Below are some records; copy each line in them that contains "title".

Data supplied START

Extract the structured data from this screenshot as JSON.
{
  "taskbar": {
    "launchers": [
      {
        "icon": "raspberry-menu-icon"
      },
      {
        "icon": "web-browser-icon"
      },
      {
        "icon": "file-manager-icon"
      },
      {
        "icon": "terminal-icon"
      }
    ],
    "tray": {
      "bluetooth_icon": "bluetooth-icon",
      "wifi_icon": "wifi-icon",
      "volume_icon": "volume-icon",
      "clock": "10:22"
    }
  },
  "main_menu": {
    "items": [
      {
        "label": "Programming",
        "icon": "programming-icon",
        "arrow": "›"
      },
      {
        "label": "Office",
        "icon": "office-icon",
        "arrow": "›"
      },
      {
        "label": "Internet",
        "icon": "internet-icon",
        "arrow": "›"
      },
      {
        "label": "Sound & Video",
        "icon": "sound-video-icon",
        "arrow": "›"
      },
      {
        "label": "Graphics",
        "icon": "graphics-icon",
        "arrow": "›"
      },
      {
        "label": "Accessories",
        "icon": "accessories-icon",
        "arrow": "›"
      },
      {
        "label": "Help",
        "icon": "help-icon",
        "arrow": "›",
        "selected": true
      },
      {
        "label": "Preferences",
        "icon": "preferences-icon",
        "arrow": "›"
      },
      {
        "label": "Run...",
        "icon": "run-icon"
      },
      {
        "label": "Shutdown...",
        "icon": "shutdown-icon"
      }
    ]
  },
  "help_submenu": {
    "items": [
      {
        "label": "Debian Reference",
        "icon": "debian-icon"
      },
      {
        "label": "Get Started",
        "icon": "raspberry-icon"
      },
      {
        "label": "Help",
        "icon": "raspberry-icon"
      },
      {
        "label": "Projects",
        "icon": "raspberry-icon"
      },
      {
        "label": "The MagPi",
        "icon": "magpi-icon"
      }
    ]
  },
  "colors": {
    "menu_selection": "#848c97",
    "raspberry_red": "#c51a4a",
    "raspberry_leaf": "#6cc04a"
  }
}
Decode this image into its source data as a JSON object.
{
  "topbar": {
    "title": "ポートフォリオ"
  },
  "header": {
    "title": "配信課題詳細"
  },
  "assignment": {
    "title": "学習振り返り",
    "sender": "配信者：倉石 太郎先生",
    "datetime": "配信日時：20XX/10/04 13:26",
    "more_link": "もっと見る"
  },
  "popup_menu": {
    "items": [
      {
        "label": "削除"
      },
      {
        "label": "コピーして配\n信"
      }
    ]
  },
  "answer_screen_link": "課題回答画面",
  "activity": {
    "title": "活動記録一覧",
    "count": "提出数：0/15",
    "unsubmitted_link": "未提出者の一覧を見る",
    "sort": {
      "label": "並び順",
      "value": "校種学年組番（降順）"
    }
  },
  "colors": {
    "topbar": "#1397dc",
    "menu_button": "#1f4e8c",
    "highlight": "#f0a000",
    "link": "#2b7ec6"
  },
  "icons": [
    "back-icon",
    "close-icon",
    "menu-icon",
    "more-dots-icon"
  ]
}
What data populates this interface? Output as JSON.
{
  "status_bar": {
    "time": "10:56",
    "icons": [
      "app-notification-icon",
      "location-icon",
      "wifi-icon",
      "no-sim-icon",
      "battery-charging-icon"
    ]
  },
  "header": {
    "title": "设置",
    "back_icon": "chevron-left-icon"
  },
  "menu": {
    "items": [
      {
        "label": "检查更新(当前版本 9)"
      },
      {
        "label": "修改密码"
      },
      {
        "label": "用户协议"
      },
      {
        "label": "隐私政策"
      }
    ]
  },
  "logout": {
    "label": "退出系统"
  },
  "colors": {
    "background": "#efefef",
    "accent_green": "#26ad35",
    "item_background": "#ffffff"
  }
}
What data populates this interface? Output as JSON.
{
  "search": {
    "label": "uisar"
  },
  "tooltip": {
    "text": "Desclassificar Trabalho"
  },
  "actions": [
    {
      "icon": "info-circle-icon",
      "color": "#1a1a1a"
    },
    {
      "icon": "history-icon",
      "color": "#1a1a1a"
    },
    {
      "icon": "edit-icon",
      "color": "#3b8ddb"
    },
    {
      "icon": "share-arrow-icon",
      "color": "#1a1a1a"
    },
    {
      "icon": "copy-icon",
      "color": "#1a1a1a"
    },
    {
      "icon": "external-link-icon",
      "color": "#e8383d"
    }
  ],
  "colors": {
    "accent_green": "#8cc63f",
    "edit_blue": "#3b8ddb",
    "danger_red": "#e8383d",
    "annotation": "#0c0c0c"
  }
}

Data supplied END

**Written response**
    "title": "ポートフォリオ"
    "title": "配信課題詳細"
    "title": "学習振り返り",
    "title": "活動記録一覧",
    "title": "设置",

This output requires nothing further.